“Confirmed Judges, Confirmed Fears” is a blog series documenting the harmful impact of President Trump’s judges on Americans’ rights and liberties. Cases in the series can be found by issue and by judge at this link.
Trump Fourth Circuit judges Julius Richardson. Marvin Quattlebaum, and Allison Rushing tried in dissent to uphold a Trump Administration gag rule that forbids doctors and others at federally funded health clinics from discussing abortion with their patients or referring them for an abortion if they wish. The full court majority rejected their arguments and affirmed a permanent injunction against the gag rule in Maryland in its September 2020 case Mayor and City of Baltimore v. Azar.
In 2019, the Trump Administration Department of Health and Human Services (HHS) released a domestic abortion gag rule as described adove. Although a district court had issued a preliminary injunction against the rule in Baltimore in response to a lawsuit filed by city officials, a 2-1 ruling by Trump judges Richardson and Rushing stayed the injunction and allowed the rule to go into effect. The litigation continued, and the district court then issued a permanent injunction against the rule in Maryland, finding that the rule violates the Affordable Care Act (ACA) and Title X, the federal law that provides funding for family planning clinics. The full Fourth Circuit agreed to hear the government’s appeal.
Judge Stephanie Thacker wrote an opinion for eight judges that affirmed the injunction. She explained that the Trump rule was “arbitrary and capricious” because it “failed to address the ethical concerns of literally every major medical organization in the country” concerning doctor-patient discussions and related issues. She also held that the rule violates specific provisions of Title X that require “nondirective counseling” of patients and prohibit “interference with physician-patient communications.”

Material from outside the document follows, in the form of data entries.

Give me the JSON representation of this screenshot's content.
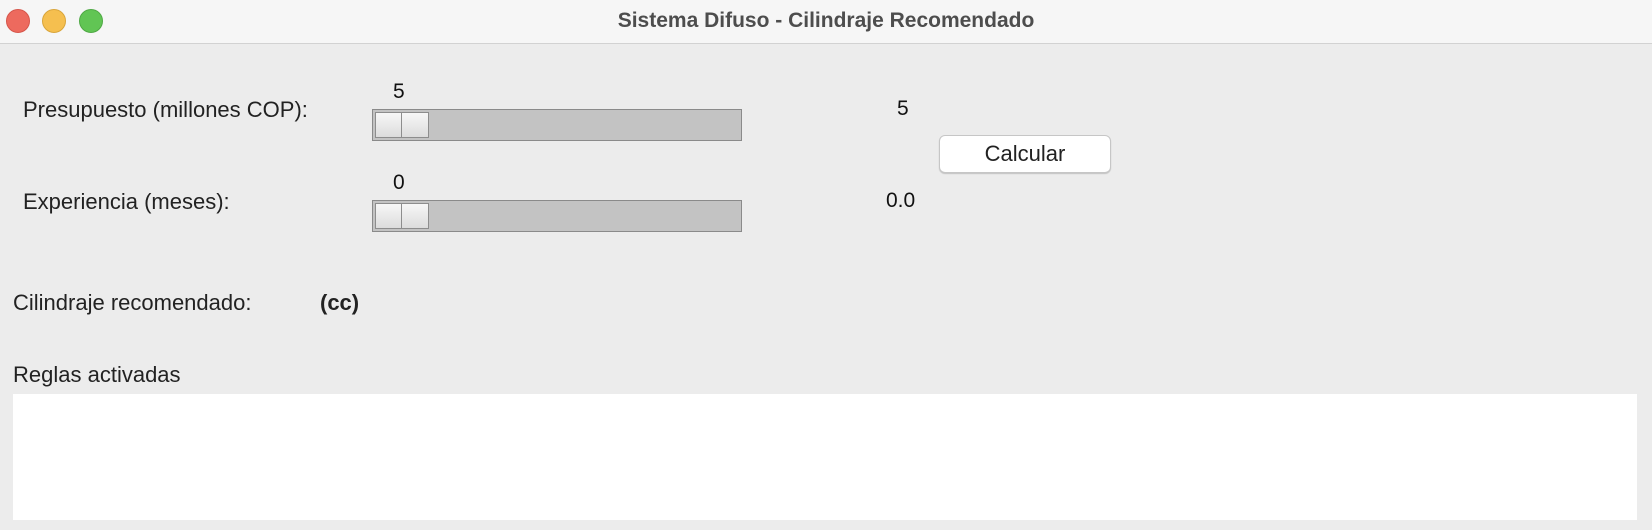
{
  "window": {
    "title": "Sistema Difuso - Cilindraje Recomendado"
  },
  "presupuesto": {
    "label": "Presupuesto (millones COP):",
    "slider_value": "5",
    "display_value": "5",
    "level": 0
  },
  "experiencia": {
    "label": "Experiencia (meses):",
    "slider_value": "0",
    "display_value": "0.0",
    "level": 0
  },
  "calcular_label": "Calcular",
  "result": {
    "label": "Cilindraje recomendado:",
    "value": "(cc)"
  },
  "rules": {
    "label": "Reglas activadas",
    "content": ""
  },
  "colors": {
    "close": "#ed6a5e",
    "minimize": "#f5bf4f",
    "maximize": "#61c554",
    "window_bg": "#ececec",
    "slider_trough": "#c3c3c3"
  }
}
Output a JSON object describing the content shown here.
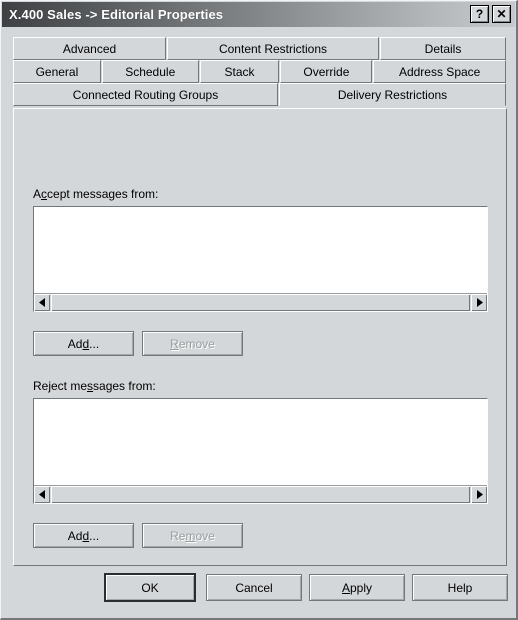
{
  "window": {
    "title": "X.400 Sales -> Editorial Properties",
    "help_button": "?",
    "close_button": "✕",
    "bg_color": "#d4d7da",
    "titlebar_start": "#3f4043",
    "titlebar_end": "#c6c9cc"
  },
  "tabs": {
    "rows": [
      [
        {
          "label": "Advanced",
          "active": false
        },
        {
          "label": "Content Restrictions",
          "active": false
        },
        {
          "label": "Details",
          "active": false
        }
      ],
      [
        {
          "label": "General",
          "active": false
        },
        {
          "label": "Schedule",
          "active": false
        },
        {
          "label": "Stack",
          "active": false
        },
        {
          "label": "Override",
          "active": false
        },
        {
          "label": "Address Space",
          "active": false
        }
      ],
      [
        {
          "label": "Connected Routing Groups",
          "active": false
        },
        {
          "label": "Delivery Restrictions",
          "active": true
        }
      ]
    ],
    "selected": "Delivery Restrictions"
  },
  "panel": {
    "accept": {
      "label_before": "A",
      "label_accel": "c",
      "label_after": "cept messages from:",
      "full_label": "Accept messages from:",
      "list_items": [],
      "add_label_before": "Ad",
      "add_label_accel": "d",
      "add_label_after": "...",
      "add_full": "Add...",
      "remove_label_accel": "R",
      "remove_label_after": "emove",
      "remove_full": "Remove",
      "remove_enabled": false
    },
    "reject": {
      "label_before": "Reject me",
      "label_accel": "s",
      "label_after": "sages from:",
      "full_label": "Reject messages from:",
      "list_items": [],
      "add_label_before": "Ad",
      "add_label_accel": "d",
      "add_label_after": "...",
      "add_full": "Add...",
      "remove_label_before": "Re",
      "remove_label_accel": "m",
      "remove_label_after": "ove",
      "remove_full": "Remove",
      "remove_enabled": false
    }
  },
  "footer": {
    "ok": "OK",
    "cancel": "Cancel",
    "apply_before": "",
    "apply_accel": "A",
    "apply_after": "pply",
    "apply_full": "Apply",
    "help": "Help"
  },
  "scrollbar": {
    "left_arrow": "left-arrow",
    "right_arrow": "right-arrow"
  }
}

Trump judge Richardson dissented, joined by Trump judges Quattlebaum and Rushing plus several others. Richardson claimed that the court should have upheld the rule, as a recent Ninth Circuit decision did with the help of several Trump judges, and that it was valid under the Supreme Court’s Rust v. Sullivan decision, which upheld a comparable rule promulgated under Presidents Reagan and Bush. He also maintained that the rule was not arbitrary and capricious but was an example of “reasoned” decision-making.
Judge Thacker explained what was wrong with the dissent’s arguments. Unlike this case, she pointed out, the Ninth Circuit did not have a full administrative record before it for consideration, and its discussion regarding medical ethics “nowhere mentions” HHS’ specific failure to justify its conclusion that the rule was consistent with medical ethics “in the face of overwhelming contrary evidence.” Far from being “reasoned,” the majority went on, HHS’ decision failed to respond or even acknowledge “the medical community’s concerns” and many other objections, so that its “analysis” was effectively “nothing but a long-winded ‘because we said so.’” Rust did not apply, the majority continued, because it did not even consider “medical ethics requirements” and because it was decided before Congress enacted the “nondirective mandate” and the prohibition against interference with doctor-patient communications.
The future of the Trump Title X gag rule may depend in large measure on what happens in this year’s elections. If Trump is re-elected and the rule remains in force, it is considered likely that the Supreme Court will decide the issue in light of the two differing opinions. For now at least, the rule is invalid at least in Maryland. Had Judge Richardson and the other Trump judges been in the majority, the harmful rule would remain in effect across the country.
Note: PFAW legal intern Oliver Telusma prepared the initial draft of this post.